══ Records for the task

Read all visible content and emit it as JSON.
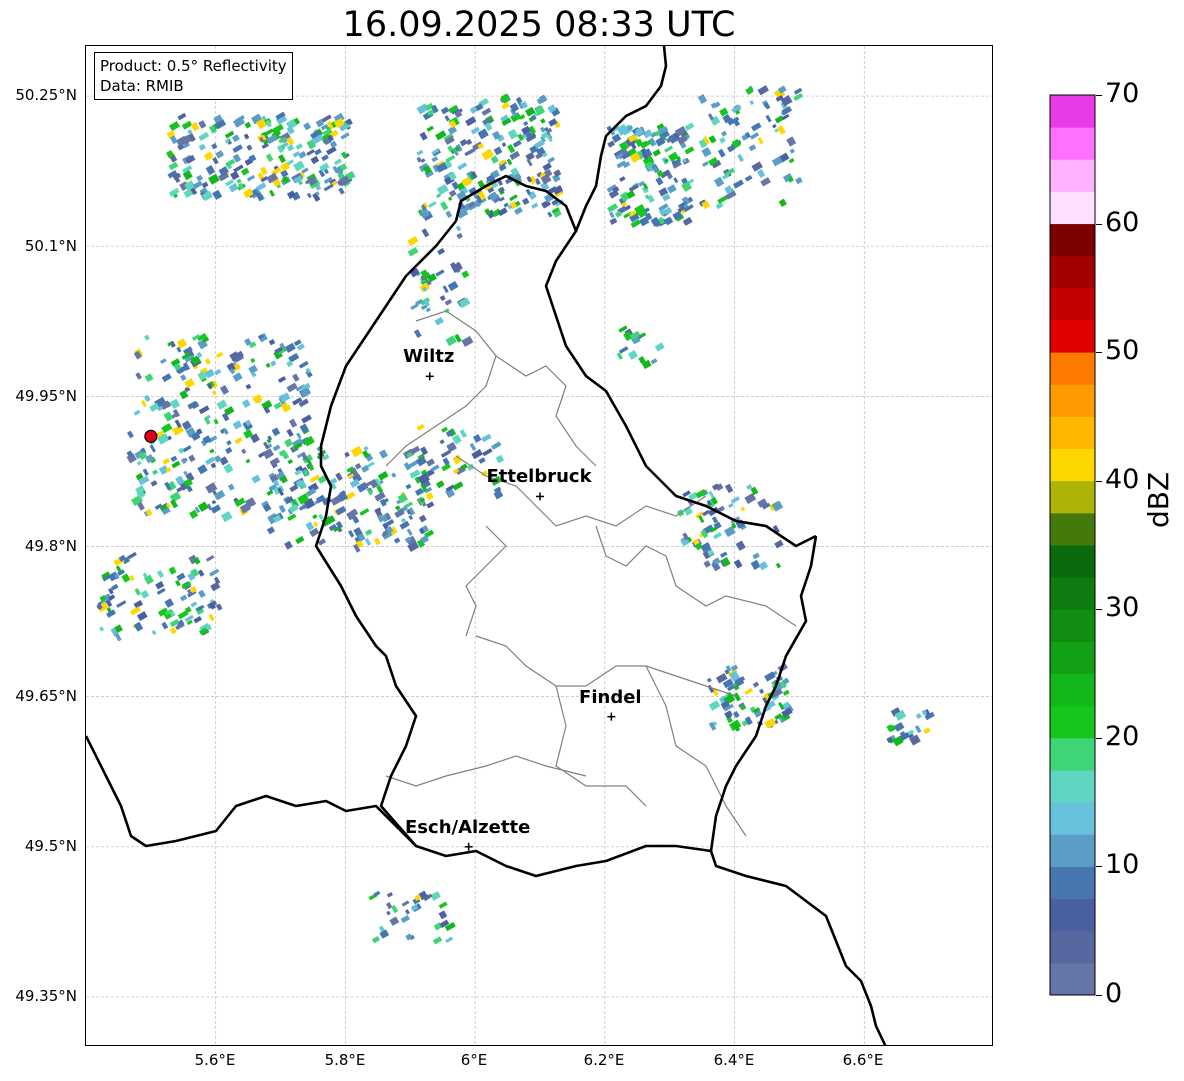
{
  "title": "16.09.2025 08:33 UTC",
  "info_box": {
    "product": "Product: 0.5° Reflectivity",
    "data": "Data: RMIB"
  },
  "axes": {
    "lat_ticks": [
      "50.25°N",
      "50.1°N",
      "49.95°N",
      "49.8°N",
      "49.65°N",
      "49.5°N",
      "49.35°N"
    ],
    "lon_ticks": [
      "5.6°E",
      "5.8°E",
      "6°E",
      "6.2°E",
      "6.4°E",
      "6.6°E"
    ],
    "grid": true,
    "lon_range": [
      5.4,
      6.8
    ],
    "lat_range": [
      49.3,
      50.3
    ]
  },
  "cities": [
    {
      "name": "Wiltz",
      "lon": 5.93,
      "lat": 49.97
    },
    {
      "name": "Ettelbruck",
      "lon": 6.1,
      "lat": 49.85
    },
    {
      "name": "Findel",
      "lon": 6.21,
      "lat": 49.63
    },
    {
      "name": "Esch/Alzette",
      "lon": 5.99,
      "lat": 49.5
    }
  ],
  "radar_site": {
    "lon": 5.5,
    "lat": 49.91,
    "color": "#e0001a"
  },
  "colorbar": {
    "label": "dBZ",
    "ticks": [
      "0",
      "10",
      "20",
      "30",
      "40",
      "50",
      "60",
      "70"
    ],
    "min": 0,
    "max": 70,
    "colors": [
      "#6675a8",
      "#5768a0",
      "#4a60a3",
      "#4775b0",
      "#5a9ec7",
      "#67c1db",
      "#5fd6c2",
      "#3fd476",
      "#16c61c",
      "#12b71b",
      "#12a017",
      "#118d14",
      "#0e7a10",
      "#0a6a0e",
      "#447a0c",
      "#adb307",
      "#ffd700",
      "#ffb800",
      "#ff9b00",
      "#ff7b00",
      "#e00000",
      "#c40000",
      "#a30000",
      "#7d0000",
      "#ffe0ff",
      "#ffb3ff",
      "#ff70ff",
      "#e83be8"
    ]
  },
  "colors": {
    "border": "#000000",
    "cantons": "#808080",
    "grid": "#bbbbbb"
  }
}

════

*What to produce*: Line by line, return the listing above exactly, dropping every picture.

*Completed exercise*:
Read all visible content and emit it as JSON.
{
  "title": "16.09.2025 08:33 UTC",
  "info_box": {
    "product": "Product: 0.5° Reflectivity",
    "data": "Data: RMIB"
  },
  "axes": {
    "lat_ticks": [
      "50.25°N",
      "50.1°N",
      "49.95°N",
      "49.8°N",
      "49.65°N",
      "49.5°N",
      "49.35°N"
    ],
    "lon_ticks": [
      "5.6°E",
      "5.8°E",
      "6°E",
      "6.2°E",
      "6.4°E",
      "6.6°E"
    ],
    "grid": true,
    "lon_range": [
      5.4,
      6.8
    ],
    "lat_range": [
      49.3,
      50.3
    ]
  },
  "cities": [
    {
      "name": "Wiltz",
      "lon": 5.93,
      "lat": 49.97
    },
    {
      "name": "Ettelbruck",
      "lon": 6.1,
      "lat": 49.85
    },
    {
      "name": "Findel",
      "lon": 6.21,
      "lat": 49.63
    },
    {
      "name": "Esch/Alzette",
      "lon": 5.99,
      "lat": 49.5
    }
  ],
  "radar_site": {
    "lon": 5.5,
    "lat": 49.91,
    "color": "#e0001a"
  },
  "colorbar": {
    "label": "dBZ",
    "ticks": [
      "0",
      "10",
      "20",
      "30",
      "40",
      "50",
      "60",
      "70"
    ],
    "min": 0,
    "max": 70,
    "colors": [
      "#6675a8",
      "#5768a0",
      "#4a60a3",
      "#4775b0",
      "#5a9ec7",
      "#67c1db",
      "#5fd6c2",
      "#3fd476",
      "#16c61c",
      "#12b71b",
      "#12a017",
      "#118d14",
      "#0e7a10",
      "#0a6a0e",
      "#447a0c",
      "#adb307",
      "#ffd700",
      "#ffb800",
      "#ff9b00",
      "#ff7b00",
      "#e00000",
      "#c40000",
      "#a30000",
      "#7d0000",
      "#ffe0ff",
      "#ffb3ff",
      "#ff70ff",
      "#e83be8"
    ]
  },
  "colors": {
    "border": "#000000",
    "cantons": "#808080",
    "grid": "#bbbbbb"
  }
}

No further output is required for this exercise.